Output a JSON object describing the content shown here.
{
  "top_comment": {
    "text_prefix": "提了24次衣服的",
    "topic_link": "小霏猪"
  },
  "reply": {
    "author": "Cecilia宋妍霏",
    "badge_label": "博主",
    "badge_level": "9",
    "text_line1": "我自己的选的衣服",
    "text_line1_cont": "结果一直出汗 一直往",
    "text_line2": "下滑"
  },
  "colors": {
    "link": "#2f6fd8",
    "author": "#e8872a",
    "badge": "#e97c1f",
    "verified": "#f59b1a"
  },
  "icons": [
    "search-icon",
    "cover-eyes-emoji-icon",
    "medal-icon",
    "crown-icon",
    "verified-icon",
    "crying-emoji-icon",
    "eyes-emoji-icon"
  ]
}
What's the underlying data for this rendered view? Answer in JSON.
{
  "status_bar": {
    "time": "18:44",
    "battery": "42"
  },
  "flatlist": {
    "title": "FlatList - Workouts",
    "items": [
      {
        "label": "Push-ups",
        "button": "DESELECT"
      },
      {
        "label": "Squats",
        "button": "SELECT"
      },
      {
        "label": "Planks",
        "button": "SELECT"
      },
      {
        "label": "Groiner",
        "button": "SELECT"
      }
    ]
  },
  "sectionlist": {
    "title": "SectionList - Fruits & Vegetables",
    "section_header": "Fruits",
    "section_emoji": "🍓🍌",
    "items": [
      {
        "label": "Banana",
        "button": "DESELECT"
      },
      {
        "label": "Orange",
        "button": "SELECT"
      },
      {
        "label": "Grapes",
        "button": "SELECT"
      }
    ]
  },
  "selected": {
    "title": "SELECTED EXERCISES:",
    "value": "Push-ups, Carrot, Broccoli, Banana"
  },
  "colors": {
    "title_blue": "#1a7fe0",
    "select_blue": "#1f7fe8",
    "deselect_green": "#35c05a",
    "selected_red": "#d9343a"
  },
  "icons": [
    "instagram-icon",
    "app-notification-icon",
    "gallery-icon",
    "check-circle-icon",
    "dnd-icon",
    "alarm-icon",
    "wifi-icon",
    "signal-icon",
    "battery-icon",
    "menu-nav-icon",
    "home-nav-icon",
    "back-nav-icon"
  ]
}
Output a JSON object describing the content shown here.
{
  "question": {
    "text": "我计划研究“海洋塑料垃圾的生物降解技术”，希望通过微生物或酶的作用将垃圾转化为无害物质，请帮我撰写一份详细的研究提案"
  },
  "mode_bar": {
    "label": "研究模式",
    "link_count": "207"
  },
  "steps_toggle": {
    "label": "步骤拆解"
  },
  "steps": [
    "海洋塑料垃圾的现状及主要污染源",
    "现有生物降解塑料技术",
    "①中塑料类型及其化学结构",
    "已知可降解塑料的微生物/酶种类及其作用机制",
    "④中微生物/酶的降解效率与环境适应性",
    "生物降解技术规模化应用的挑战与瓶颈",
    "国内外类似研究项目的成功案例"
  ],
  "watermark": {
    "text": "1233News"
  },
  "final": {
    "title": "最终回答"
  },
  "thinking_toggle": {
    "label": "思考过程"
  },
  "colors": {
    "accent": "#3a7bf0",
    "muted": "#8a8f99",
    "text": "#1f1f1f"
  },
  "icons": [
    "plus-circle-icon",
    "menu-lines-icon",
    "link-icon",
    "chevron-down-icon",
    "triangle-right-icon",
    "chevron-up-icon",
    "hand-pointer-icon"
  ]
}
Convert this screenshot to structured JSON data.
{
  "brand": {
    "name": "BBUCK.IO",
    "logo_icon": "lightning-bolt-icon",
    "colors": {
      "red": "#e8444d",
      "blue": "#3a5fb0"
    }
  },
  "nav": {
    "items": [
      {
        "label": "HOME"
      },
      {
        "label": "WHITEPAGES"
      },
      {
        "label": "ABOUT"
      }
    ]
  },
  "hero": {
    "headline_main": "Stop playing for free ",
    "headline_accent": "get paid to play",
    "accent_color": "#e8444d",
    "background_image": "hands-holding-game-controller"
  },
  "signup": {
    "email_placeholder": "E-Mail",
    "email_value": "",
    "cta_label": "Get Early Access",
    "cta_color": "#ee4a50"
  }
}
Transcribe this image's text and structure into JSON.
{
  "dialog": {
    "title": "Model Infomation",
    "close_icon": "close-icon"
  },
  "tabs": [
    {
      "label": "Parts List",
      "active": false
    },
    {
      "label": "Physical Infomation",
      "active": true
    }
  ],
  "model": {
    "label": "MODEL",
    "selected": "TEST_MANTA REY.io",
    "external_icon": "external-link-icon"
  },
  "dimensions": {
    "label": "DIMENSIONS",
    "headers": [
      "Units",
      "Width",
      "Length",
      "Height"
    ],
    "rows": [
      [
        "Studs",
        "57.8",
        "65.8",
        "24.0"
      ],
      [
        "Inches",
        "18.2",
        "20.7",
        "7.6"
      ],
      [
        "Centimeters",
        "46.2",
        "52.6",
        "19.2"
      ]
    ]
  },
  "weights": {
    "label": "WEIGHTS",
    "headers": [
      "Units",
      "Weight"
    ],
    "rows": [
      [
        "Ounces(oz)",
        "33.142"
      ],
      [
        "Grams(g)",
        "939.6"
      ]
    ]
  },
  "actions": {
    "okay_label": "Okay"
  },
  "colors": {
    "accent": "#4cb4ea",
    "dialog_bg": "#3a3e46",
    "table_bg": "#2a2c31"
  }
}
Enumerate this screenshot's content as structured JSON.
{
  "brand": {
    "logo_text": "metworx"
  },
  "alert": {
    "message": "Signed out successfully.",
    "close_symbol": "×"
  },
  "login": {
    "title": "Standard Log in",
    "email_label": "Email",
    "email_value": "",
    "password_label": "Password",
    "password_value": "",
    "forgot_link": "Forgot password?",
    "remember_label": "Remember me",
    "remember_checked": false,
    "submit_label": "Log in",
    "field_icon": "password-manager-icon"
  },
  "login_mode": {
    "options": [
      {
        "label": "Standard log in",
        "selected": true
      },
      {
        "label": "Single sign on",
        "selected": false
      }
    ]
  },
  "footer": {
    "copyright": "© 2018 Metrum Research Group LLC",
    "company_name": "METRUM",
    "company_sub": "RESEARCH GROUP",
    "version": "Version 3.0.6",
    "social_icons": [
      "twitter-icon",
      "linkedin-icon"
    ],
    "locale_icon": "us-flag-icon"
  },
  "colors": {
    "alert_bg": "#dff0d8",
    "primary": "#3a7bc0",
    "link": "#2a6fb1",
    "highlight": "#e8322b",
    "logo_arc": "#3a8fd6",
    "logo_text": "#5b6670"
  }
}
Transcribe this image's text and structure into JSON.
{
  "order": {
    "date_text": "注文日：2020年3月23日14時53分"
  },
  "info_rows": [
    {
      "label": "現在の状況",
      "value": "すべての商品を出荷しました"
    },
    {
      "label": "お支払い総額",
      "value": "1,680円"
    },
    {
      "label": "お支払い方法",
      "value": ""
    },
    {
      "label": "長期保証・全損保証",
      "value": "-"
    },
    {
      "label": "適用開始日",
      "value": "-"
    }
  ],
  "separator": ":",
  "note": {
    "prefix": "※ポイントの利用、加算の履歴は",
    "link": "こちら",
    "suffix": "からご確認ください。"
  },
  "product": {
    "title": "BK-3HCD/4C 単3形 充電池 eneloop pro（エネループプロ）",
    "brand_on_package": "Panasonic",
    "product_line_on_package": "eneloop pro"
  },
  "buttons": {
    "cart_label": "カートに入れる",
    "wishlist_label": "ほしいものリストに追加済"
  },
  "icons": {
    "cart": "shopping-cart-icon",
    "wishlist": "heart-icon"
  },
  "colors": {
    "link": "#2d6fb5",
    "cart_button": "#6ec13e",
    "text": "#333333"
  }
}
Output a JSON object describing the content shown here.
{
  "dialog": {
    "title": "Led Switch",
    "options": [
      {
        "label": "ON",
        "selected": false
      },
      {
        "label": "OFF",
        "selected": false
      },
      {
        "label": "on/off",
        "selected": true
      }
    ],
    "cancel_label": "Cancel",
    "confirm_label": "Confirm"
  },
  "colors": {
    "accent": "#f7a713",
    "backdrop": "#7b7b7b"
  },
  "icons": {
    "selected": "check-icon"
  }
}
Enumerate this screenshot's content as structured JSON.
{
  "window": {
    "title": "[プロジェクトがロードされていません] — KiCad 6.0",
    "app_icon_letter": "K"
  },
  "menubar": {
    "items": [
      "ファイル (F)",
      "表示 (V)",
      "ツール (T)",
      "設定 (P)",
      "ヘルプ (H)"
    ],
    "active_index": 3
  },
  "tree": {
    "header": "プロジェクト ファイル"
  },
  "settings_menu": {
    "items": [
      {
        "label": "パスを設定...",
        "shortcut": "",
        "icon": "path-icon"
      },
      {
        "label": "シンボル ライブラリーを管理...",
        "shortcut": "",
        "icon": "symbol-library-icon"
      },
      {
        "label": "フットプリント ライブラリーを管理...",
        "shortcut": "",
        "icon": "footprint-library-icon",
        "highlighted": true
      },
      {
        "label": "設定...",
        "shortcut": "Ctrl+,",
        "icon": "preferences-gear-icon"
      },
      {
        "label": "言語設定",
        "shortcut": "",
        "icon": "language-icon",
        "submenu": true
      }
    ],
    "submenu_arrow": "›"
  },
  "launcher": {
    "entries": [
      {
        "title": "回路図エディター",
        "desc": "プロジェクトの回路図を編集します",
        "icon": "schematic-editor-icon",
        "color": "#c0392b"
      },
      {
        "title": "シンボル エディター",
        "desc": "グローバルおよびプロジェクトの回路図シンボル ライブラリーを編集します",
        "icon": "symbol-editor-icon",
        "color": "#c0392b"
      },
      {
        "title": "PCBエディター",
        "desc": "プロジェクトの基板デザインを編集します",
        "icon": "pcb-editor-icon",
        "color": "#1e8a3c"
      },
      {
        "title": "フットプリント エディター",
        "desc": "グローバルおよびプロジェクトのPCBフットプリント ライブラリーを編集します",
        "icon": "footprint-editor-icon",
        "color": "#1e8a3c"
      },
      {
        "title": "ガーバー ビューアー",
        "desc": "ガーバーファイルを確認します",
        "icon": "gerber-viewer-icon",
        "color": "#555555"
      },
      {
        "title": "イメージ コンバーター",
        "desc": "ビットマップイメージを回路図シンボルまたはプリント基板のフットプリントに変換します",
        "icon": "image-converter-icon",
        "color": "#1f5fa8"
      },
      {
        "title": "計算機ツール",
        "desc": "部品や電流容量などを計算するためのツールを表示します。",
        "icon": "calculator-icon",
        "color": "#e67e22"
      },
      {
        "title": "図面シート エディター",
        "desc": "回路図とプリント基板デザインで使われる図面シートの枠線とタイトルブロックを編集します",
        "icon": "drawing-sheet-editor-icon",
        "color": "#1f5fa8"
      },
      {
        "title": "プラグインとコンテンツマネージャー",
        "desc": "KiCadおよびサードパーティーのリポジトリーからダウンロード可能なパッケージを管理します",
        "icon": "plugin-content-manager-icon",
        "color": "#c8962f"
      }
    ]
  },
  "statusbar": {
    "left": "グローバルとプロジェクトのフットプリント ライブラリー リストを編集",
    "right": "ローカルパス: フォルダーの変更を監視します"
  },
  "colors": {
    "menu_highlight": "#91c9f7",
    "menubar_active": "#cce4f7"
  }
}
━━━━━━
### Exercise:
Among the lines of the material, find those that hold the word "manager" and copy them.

### Solution:
    "field_icon": "password-manager-icon"
        "icon": "plugin-content-manager-icon",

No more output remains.